AIM OF THE EXERCISE
The expected response is the full listing, retyped exactly, without its images.
═══ DATASET EXTRACT
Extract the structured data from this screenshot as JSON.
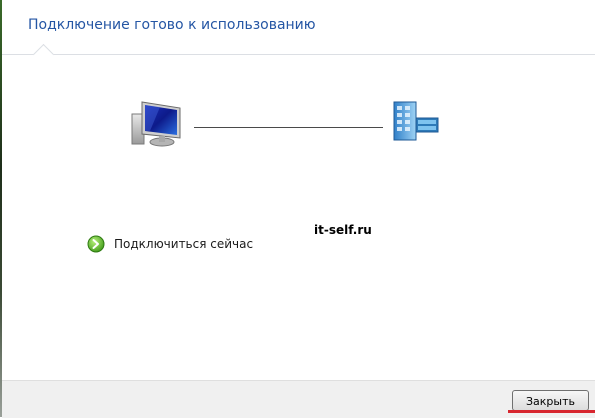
{
  "dialog": {
    "title": "Подключение готово к использованию"
  },
  "diagram": {
    "left_icon": "computer-icon",
    "right_icon": "server-network-icon"
  },
  "actions": {
    "connect_now_label": "Подключиться сейчас",
    "connect_icon": "green-arrow-icon"
  },
  "watermark": "it-self.ru",
  "footer": {
    "close_label": "Закрыть"
  },
  "colors": {
    "title": "#2556a4",
    "accent_underline": "#d7262f",
    "footer_bg": "#f0f0f0"
  }
}
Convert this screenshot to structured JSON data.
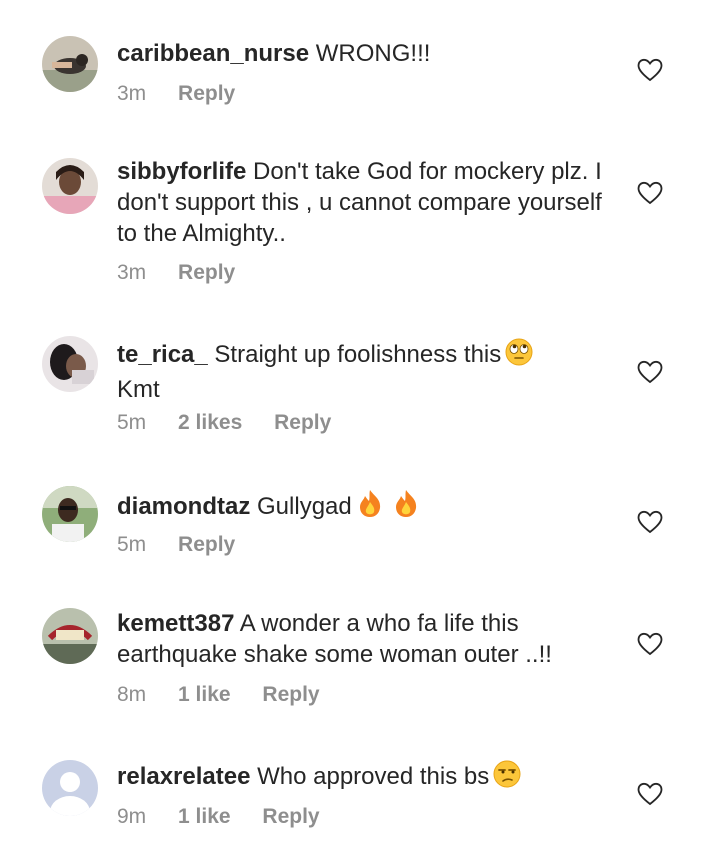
{
  "comments": [
    {
      "username": "caribbean_nurse",
      "text": "WRONG!!!",
      "time": "3m",
      "likes": "",
      "reply_label": "Reply",
      "avatar": "avatar-photo"
    },
    {
      "username": "sibbyforlife",
      "text": "Don't take God for mockery plz. I don't support this , u cannot compare yourself to the Almighty..",
      "time": "3m",
      "likes": "",
      "reply_label": "Reply",
      "avatar": "avatar-photo"
    },
    {
      "username": "te_rica_",
      "text": "Straight up foolishness this",
      "text2": "Kmt",
      "emoji": "eye-roll-emoji",
      "time": "5m",
      "likes": "2 likes",
      "reply_label": "Reply",
      "avatar": "avatar-photo"
    },
    {
      "username": "diamondtaz",
      "text": "Gullygad",
      "emoji": "fire-emoji",
      "time": "5m",
      "likes": "",
      "reply_label": "Reply",
      "avatar": "avatar-photo"
    },
    {
      "username": "kemett387",
      "text": "A wonder a who fa life this earthquake shake some woman outer ..!!",
      "time": "8m",
      "likes": "1 like",
      "reply_label": "Reply",
      "avatar": "avatar-photo"
    },
    {
      "username": "relaxrelatee",
      "text": "Who approved this bs",
      "emoji": "unamused-emoji",
      "time": "9m",
      "likes": "1 like",
      "reply_label": "Reply",
      "avatar": "default-avatar"
    }
  ],
  "colors": {
    "text": "#262626",
    "meta": "#8e8e8e"
  }
}
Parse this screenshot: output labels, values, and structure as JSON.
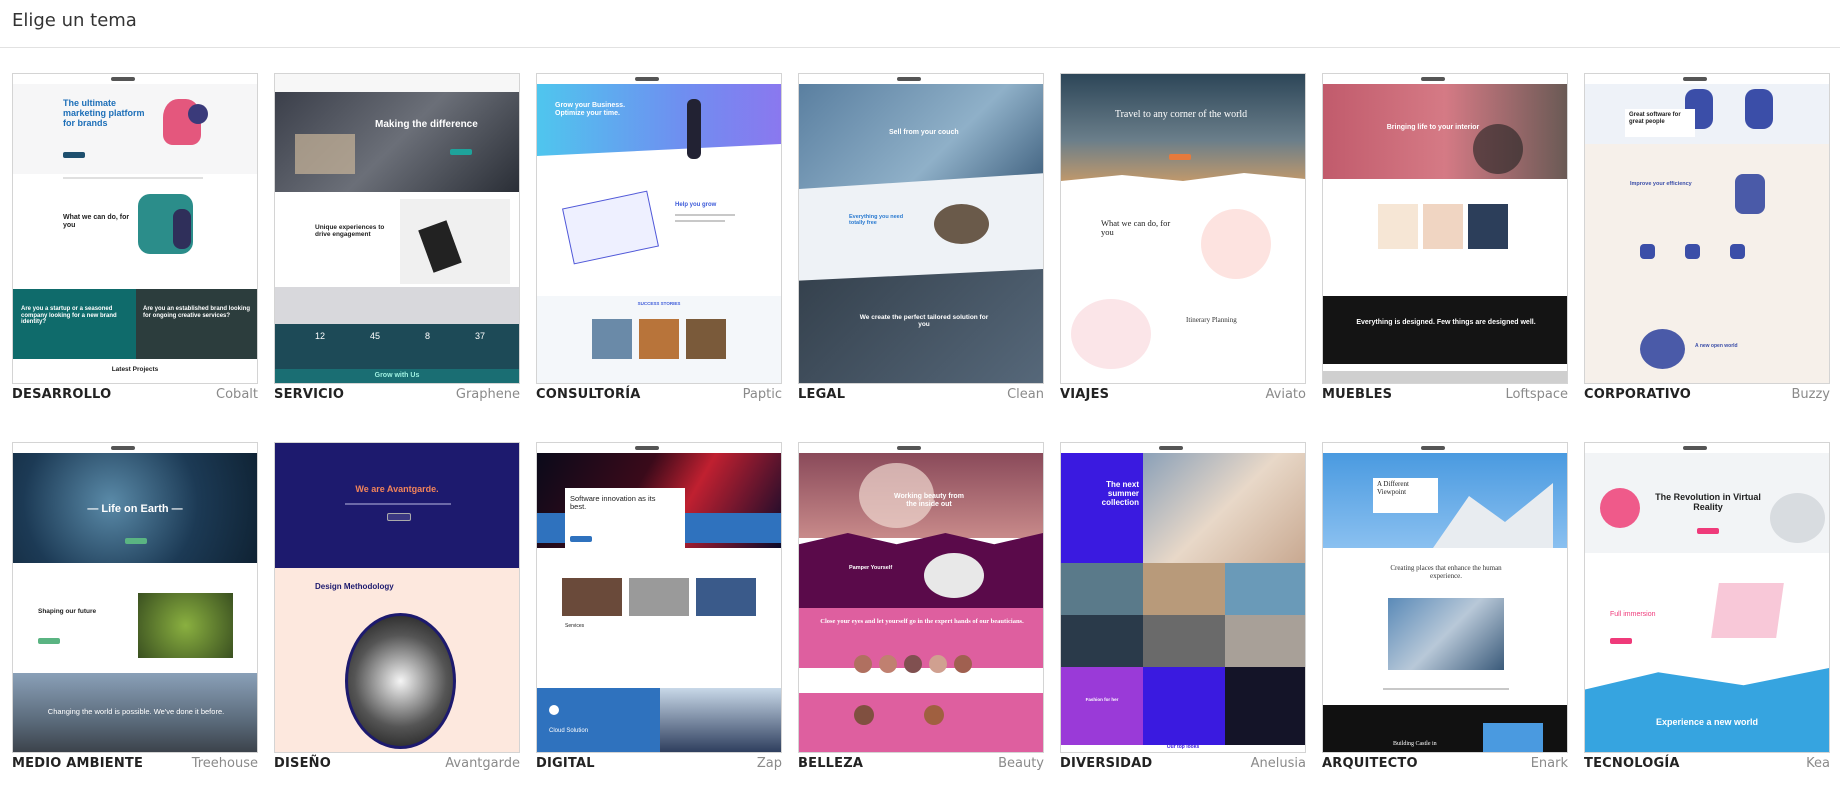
{
  "header": {
    "title": "Elige un tema"
  },
  "themes": [
    {
      "category": "DESARROLLO",
      "name": "Cobalt",
      "hero": "The ultimate marketing platform for brands",
      "sub": "What we can do, for you",
      "panel1": "Are you a startup or a seasoned company looking for a new brand identity?",
      "panel2": "Are you an established brand looking for ongoing creative services?",
      "footer": "Latest Projects"
    },
    {
      "category": "SERVICIO",
      "name": "Graphene",
      "hero": "Making the difference",
      "sub": "Unique experiences to drive engagement",
      "stats": [
        "12",
        "45",
        "8",
        "37"
      ],
      "footer": "Grow with Us"
    },
    {
      "category": "CONSULTORÍA",
      "name": "Paptic",
      "hero": "Grow your Business. Optimize your time.",
      "sub": "Help you grow",
      "footer": "SUCCESS STORIES"
    },
    {
      "category": "LEGAL",
      "name": "Clean",
      "hero": "Sell from your couch",
      "sub": "Everything you need totally free",
      "footer": "We create the perfect tailored solution for you"
    },
    {
      "category": "VIAJES",
      "name": "Aviato",
      "hero": "Travel to any corner of the world",
      "sub": "What we can do, for you",
      "footer": "Itinerary Planning"
    },
    {
      "category": "MUEBLES",
      "name": "Loftspace",
      "hero": "Bringing life to your interior",
      "sub": "Everything is designed. Few things are designed well.",
      "footer": ""
    },
    {
      "category": "CORPORATIVO",
      "name": "Buzzy",
      "hero": "Great software for great people",
      "sub": "Improve your efficiency",
      "footer": "A new open world"
    },
    {
      "category": "MEDIO AMBIENTE",
      "name": "Treehouse",
      "hero": "— Life on Earth —",
      "sub": "Shaping our future",
      "footer": "Changing the world is possible. We've done it before."
    },
    {
      "category": "DISEÑO",
      "name": "Avantgarde",
      "hero": "We are Avantgarde.",
      "sub": "Design Methodology",
      "footer": ""
    },
    {
      "category": "DIGITAL",
      "name": "Zap",
      "hero": "Software innovation as its best.",
      "sub": "Services",
      "footer": "Cloud Solution"
    },
    {
      "category": "BELLEZA",
      "name": "Beauty",
      "hero": "Working beauty from the inside out",
      "sub": "Pamper Yourself",
      "footer": "Close your eyes and let yourself go in the expert hands of our beauticians."
    },
    {
      "category": "DIVERSIDAD",
      "name": "Anelusia",
      "hero": "The next summer collection",
      "sub": "Fashion for her",
      "footer": "Our top looks"
    },
    {
      "category": "ARQUITECTO",
      "name": "Enark",
      "hero": "A Different Viewpoint",
      "sub": "Creating places that enhance the human experience.",
      "footer": "Building Castle in"
    },
    {
      "category": "TECNOLOGÍA",
      "name": "Kea",
      "hero": "The Revolution in Virtual Reality",
      "sub": "Full immersion",
      "footer": "Experience a new world"
    }
  ]
}
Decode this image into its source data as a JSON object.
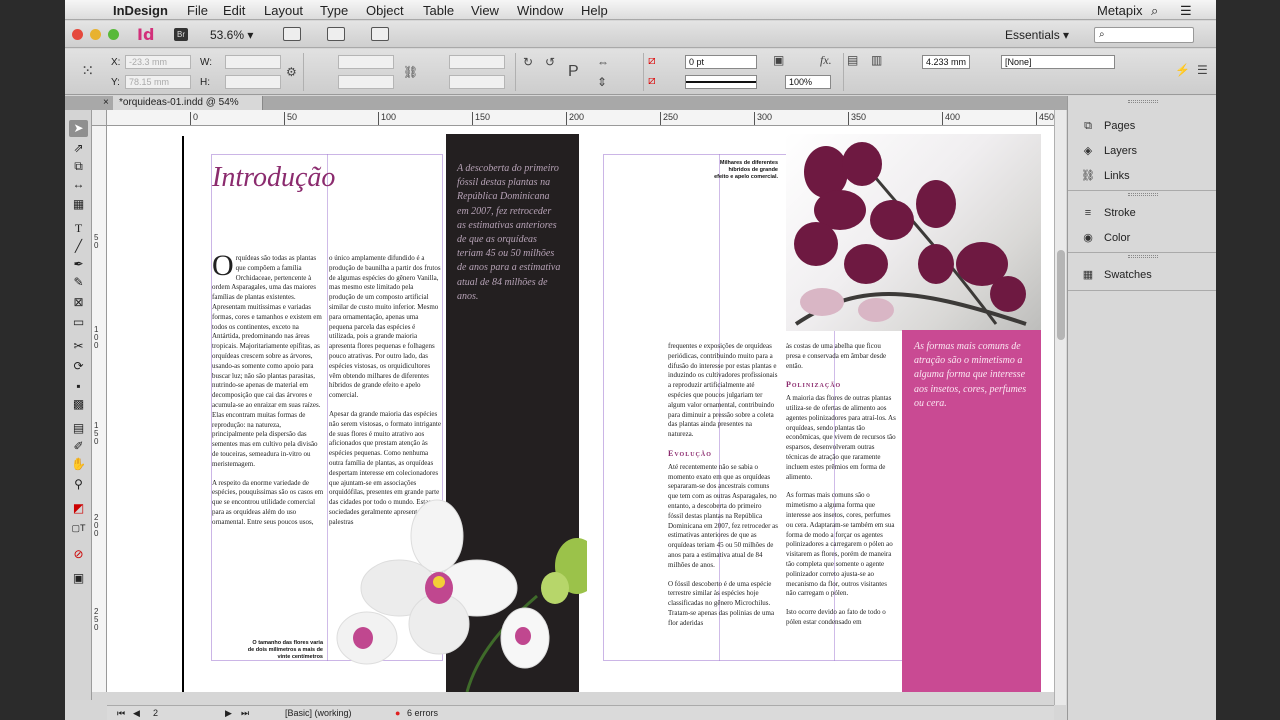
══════
ANSWER
Extract the structured data from this screenshot as JSON.
{
  "dialog": {
    "title": "Подключение готово к использованию"
  },
  "diagram": {
    "left_icon": "computer-icon",
    "right_icon": "server-network-icon"
  },
  "actions": {
    "connect_now_label": "Подключиться сейчас",
    "connect_icon": "green-arrow-icon"
  },
  "watermark": "it-self.ru",
  "footer": {
    "close_label": "Закрыть"
  },
  "colors": {
    "title": "#2556a4",
    "accent_underline": "#d7262f",
    "footer_bg": "#f0f0f0"
  }
}
Convert this screenshot to structured JSON data.
{
  "comments": [
    {
      "username": "caribbean_nurse",
      "text": "WRONG!!!",
      "time": "3m",
      "likes": "",
      "reply_label": "Reply",
      "avatar": "avatar-photo"
    },
    {
      "username": "sibbyforlife",
      "text": "Don't take God for mockery plz. I don't support this , u cannot compare yourself to the Almighty..",
      "time": "3m",
      "likes": "",
      "reply_label": "Reply",
      "avatar": "avatar-photo"
    },
    {
      "username": "te_rica_",
      "text": "Straight up foolishness this",
      "text2": "Kmt",
      "emoji": "eye-roll-emoji",
      "time": "5m",
      "likes": "2 likes",
      "reply_label": "Reply",
      "avatar": "avatar-photo"
    },
    {
      "username": "diamondtaz",
      "text": "Gullygad",
      "emoji": "fire-emoji",
      "time": "5m",
      "likes": "",
      "reply_label": "Reply",
      "avatar": "avatar-photo"
    },
    {
      "username": "kemett387",
      "text": "A wonder a who fa life this earthquake shake some woman outer ..!!",
      "time": "8m",
      "likes": "1 like",
      "reply_label": "Reply",
      "avatar": "avatar-photo"
    },
    {
      "username": "relaxrelatee",
      "text": "Who approved this bs",
      "emoji": "unamused-emoji",
      "time": "9m",
      "likes": "1 like",
      "reply_label": "Reply",
      "avatar": "default-avatar"
    }
  ],
  "colors": {
    "text": "#262626",
    "meta": "#8e8e8e"
  }
}
Parse this screenshot: output labels, values, and structure as JSON.
{
  "header": {
    "title": "Elige un tema"
  },
  "themes": [
    {
      "category": "DESARROLLO",
      "name": "Cobalt",
      "hero": "The ultimate marketing platform for brands",
      "sub": "What we can do, for you",
      "panel1": "Are you a startup or a seasoned company looking for a new brand identity?",
      "panel2": "Are you an established brand looking for ongoing creative services?",
      "footer": "Latest Projects"
    },
    {
      "category": "SERVICIO",
      "name": "Graphene",
      "hero": "Making the difference",
      "sub": "Unique experiences to drive engagement",
      "stats": [
        "12",
        "45",
        "8",
        "37"
      ],
      "footer": "Grow with Us"
    },
    {
      "category": "CONSULTORÍA",
      "name": "Paptic",
      "hero": "Grow your Business. Optimize your time.",
      "sub": "Help you grow",
      "footer": "SUCCESS STORIES"
    },
    {
      "category": "LEGAL",
      "name": "Clean",
      "hero": "Sell from your couch",
      "sub": "Everything you need totally free",
      "footer": "We create the perfect tailored solution for you"
    },
    {
      "category": "VIAJES",
      "name": "Aviato",
      "hero": "Travel to any corner of the world",
      "sub": "What we can do, for you",
      "footer": "Itinerary Planning"
    },
    {
      "category": "MUEBLES",
      "name": "Loftspace",
      "hero": "Bringing life to your interior",
      "sub": "Everything is designed. Few things are designed well.",
      "footer": ""
    },
    {
      "category": "CORPORATIVO",
      "name": "Buzzy",
      "hero": "Great software for great people",
      "sub": "Improve your efficiency",
      "footer": "A new open world"
    },
    {
      "category": "MEDIO AMBIENTE",
      "name": "Treehouse",
      "hero": "— Life on Earth —",
      "sub": "Shaping our future",
      "footer": "Changing the world is possible. We've done it before."
    },
    {
      "category": "DISEÑO",
      "name": "Avantgarde",
      "hero": "We are Avantgarde.",
      "sub": "Design Methodology",
      "footer": ""
    },
    {
      "category": "DIGITAL",
      "name": "Zap",
      "hero": "Software innovation as its best.",
      "sub": "Services",
      "footer": "Cloud Solution"
    },
    {
      "category": "BELLEZA",
      "name": "Beauty",
      "hero": "Working beauty from the inside out",
      "sub": "Pamper Yourself",
      "footer": "Close your eyes and let yourself go in the expert hands of our beauticians."
    },
    {
      "category": "DIVERSIDAD",
      "name": "Anelusia",
      "hero": "The next summer collection",
      "sub": "Fashion for her",
      "footer": "Our top looks"
    },
    {
      "category": "ARQUITECTO",
      "name": "Enark",
      "hero": "A Different Viewpoint",
      "sub": "Creating places that enhance the human experience.",
      "footer": "Building Castle in"
    },
    {
      "category": "TECNOLOGÍA",
      "name": "Kea",
      "hero": "The Revolution in Virtual Reality",
      "sub": "Full immersion",
      "footer": "Experience a new world"
    }
  ]
}
Decode this image into its source data as a JSON object.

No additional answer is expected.